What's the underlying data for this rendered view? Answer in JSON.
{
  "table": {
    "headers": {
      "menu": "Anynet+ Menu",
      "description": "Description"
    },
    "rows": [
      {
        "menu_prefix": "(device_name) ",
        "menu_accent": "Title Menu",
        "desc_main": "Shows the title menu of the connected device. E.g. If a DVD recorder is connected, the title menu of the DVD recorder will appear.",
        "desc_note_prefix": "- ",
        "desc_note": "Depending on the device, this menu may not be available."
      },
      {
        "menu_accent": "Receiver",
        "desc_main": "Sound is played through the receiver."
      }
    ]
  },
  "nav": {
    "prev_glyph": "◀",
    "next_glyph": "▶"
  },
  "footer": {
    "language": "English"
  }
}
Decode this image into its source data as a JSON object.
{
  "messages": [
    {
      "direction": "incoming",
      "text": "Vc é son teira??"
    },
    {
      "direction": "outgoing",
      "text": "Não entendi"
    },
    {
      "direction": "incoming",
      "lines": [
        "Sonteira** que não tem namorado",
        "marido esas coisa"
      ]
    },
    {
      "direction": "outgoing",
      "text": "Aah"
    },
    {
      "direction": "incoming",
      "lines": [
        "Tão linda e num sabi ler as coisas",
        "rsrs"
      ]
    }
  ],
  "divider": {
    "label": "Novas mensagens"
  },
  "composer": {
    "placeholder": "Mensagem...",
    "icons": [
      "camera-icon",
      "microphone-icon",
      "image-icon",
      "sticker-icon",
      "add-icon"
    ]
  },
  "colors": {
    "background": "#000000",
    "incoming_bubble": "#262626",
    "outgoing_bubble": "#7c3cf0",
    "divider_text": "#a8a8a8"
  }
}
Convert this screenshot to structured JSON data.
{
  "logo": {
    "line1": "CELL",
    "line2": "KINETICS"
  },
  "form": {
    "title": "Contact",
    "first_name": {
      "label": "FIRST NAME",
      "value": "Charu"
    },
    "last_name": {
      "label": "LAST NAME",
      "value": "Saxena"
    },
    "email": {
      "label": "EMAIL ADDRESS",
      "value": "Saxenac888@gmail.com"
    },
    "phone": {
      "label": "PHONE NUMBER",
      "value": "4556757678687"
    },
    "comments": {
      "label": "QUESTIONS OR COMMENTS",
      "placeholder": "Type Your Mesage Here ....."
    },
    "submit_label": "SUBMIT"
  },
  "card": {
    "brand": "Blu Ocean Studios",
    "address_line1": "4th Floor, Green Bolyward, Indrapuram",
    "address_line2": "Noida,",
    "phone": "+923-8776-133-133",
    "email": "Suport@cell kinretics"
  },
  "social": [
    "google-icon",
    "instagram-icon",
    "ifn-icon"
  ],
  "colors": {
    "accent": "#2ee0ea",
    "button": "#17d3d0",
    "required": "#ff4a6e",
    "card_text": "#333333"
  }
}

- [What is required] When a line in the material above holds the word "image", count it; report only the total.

- [Result] 2